Whilst the temperature is expected to reach at least 30 degrees on Monday and continue to climb to 32 degrees on Tuesday, the heatwave announced this week is "nothing exceptional", according to several climatologists.
It will only be officially recognised as "exceptional" if temperatures exceed 30 degrees once again during the week.
According to current forecasts by the Royal Meteorological Institute (IRM), temperatures will likely hit a maximum of 31 degrees on Monday, and 32 on Tuesday, before falling slightly on the following days, but remaining above 25°C.
"We may break a daily record, but the event itself is not exceptional,” said IRM climatologist David Dehenauw.
In Belgium, a heatwave is officially declared when the maximum temperatures are above 25 degrees for at least five consecutive days. Furthermore, at least three of the days must exceed 30 degrees.
"This is a good time for heatwaves, which normally occur from June to September. So there is nothing unusual," confirmed David Doutreloup, a researcher at ULiège's climatology laboratory.
However, these periods of high heat are becoming more frequent. Previously, statistics from the 1990s and early 2000s show that heatwaves were limited to once every three or four years in Belgium. However, “over the past five years, we've had at least one a year," said Doutreloup.
Yet, linking these heatwaves with global warming is premature, stated Doutreloup. "At this stage, this is a hypothesis.

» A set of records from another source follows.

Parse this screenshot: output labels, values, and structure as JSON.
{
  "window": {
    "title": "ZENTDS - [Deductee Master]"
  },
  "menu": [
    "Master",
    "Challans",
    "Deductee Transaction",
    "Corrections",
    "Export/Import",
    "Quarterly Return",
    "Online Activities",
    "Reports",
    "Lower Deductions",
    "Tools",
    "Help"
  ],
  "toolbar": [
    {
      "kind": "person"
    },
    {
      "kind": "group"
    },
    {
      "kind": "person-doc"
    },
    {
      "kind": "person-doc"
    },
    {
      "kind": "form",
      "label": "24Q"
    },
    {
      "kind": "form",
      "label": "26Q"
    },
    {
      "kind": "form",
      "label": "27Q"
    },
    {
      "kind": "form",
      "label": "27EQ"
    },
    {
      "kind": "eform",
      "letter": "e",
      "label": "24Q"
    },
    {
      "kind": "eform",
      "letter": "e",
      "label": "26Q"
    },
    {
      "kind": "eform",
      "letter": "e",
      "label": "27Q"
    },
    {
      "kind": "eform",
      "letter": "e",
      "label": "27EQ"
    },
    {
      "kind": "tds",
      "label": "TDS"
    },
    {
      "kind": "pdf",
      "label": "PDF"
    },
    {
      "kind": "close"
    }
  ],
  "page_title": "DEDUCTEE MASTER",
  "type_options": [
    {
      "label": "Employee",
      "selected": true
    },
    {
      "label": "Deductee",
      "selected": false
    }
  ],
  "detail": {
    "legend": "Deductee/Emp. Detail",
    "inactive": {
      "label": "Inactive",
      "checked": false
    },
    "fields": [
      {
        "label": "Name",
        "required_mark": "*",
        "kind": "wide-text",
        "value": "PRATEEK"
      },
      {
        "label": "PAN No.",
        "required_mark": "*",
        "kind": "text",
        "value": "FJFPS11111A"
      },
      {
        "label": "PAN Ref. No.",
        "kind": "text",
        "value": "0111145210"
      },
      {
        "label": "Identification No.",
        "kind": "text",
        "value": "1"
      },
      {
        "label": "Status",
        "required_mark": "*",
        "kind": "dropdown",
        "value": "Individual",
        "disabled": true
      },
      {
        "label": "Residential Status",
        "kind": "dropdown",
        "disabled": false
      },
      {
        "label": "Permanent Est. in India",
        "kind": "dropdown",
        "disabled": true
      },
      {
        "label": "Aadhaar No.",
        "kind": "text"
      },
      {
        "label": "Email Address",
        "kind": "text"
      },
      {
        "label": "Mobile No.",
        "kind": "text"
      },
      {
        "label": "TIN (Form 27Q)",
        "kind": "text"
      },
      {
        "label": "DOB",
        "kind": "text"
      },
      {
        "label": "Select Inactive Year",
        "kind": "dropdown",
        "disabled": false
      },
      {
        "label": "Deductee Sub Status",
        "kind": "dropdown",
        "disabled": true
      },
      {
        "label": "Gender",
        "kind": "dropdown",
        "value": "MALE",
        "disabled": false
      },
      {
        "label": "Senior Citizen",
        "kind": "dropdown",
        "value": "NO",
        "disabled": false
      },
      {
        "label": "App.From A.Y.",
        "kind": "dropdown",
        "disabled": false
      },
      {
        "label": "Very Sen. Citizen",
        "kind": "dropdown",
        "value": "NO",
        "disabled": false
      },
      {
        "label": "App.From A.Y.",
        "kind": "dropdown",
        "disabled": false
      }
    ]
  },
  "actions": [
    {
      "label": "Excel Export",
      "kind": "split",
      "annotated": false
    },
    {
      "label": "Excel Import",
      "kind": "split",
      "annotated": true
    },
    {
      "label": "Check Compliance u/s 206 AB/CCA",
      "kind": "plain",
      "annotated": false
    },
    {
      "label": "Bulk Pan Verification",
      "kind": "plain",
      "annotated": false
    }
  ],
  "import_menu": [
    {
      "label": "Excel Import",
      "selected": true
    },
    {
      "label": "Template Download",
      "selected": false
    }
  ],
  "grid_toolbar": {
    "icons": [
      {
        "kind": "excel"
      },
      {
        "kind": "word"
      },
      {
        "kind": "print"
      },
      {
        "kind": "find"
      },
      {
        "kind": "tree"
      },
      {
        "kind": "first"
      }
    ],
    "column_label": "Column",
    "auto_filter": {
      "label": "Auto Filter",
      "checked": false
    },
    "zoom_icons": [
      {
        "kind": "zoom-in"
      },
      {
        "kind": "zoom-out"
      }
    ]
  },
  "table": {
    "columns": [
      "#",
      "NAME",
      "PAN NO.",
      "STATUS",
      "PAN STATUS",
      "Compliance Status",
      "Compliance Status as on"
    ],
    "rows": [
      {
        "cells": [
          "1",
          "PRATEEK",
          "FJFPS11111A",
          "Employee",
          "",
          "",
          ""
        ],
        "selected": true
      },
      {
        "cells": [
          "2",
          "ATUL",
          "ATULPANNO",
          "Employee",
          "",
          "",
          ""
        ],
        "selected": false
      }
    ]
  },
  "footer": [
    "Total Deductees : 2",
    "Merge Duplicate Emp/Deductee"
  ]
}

The study of climate change is carried out over a period of at least 30 years to obtain significant statistics.”
The Brussels Times